Task to complete
Could you please retype all of the data below exactly?

[Extracted entries Boundary: Start]

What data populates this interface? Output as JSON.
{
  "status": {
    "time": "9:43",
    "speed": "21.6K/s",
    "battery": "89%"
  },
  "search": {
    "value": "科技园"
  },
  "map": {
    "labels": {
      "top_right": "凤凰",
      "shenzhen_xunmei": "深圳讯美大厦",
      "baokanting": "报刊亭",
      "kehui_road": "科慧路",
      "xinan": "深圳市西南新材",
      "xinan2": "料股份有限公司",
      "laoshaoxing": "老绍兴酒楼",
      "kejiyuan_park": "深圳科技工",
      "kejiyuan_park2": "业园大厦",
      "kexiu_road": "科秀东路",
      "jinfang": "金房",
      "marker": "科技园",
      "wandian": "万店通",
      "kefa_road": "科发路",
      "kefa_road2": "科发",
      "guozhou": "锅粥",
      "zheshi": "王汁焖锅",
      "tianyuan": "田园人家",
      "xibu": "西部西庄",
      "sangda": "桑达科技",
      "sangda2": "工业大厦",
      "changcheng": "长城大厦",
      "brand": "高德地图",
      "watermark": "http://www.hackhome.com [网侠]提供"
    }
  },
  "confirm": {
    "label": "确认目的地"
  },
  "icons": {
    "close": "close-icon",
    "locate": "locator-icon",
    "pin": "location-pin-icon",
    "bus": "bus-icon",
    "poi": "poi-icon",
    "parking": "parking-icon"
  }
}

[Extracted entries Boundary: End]

Task response
What data populates this interface? Output as JSON.
{
  "status": {
    "time": "9:43",
    "speed": "21.6K/s",
    "battery": "89%"
  },
  "search": {
    "value": "科技园"
  },
  "map": {
    "labels": {
      "top_right": "凤凰",
      "shenzhen_xunmei": "深圳讯美大厦",
      "baokanting": "报刊亭",
      "kehui_road": "科慧路",
      "xinan": "深圳市西南新材",
      "xinan2": "料股份有限公司",
      "laoshaoxing": "老绍兴酒楼",
      "kejiyuan_park": "深圳科技工",
      "kejiyuan_park2": "业园大厦",
      "kexiu_road": "科秀东路",
      "jinfang": "金房",
      "marker": "科技园",
      "wandian": "万店通",
      "kefa_road": "科发路",
      "kefa_road2": "科发",
      "guozhou": "锅粥",
      "zheshi": "王汁焖锅",
      "tianyuan": "田园人家",
      "xibu": "西部西庄",
      "sangda": "桑达科技",
      "sangda2": "工业大厦",
      "changcheng": "长城大厦",
      "brand": "高德地图",
      "watermark": "http://www.hackhome.com [网侠]提供"
    }
  },
  "confirm": {
    "label": "确认目的地"
  },
  "icons": {
    "close": "close-icon",
    "locate": "locator-icon",
    "pin": "location-pin-icon",
    "bus": "bus-icon",
    "poi": "poi-icon",
    "parking": "parking-icon"
  }
}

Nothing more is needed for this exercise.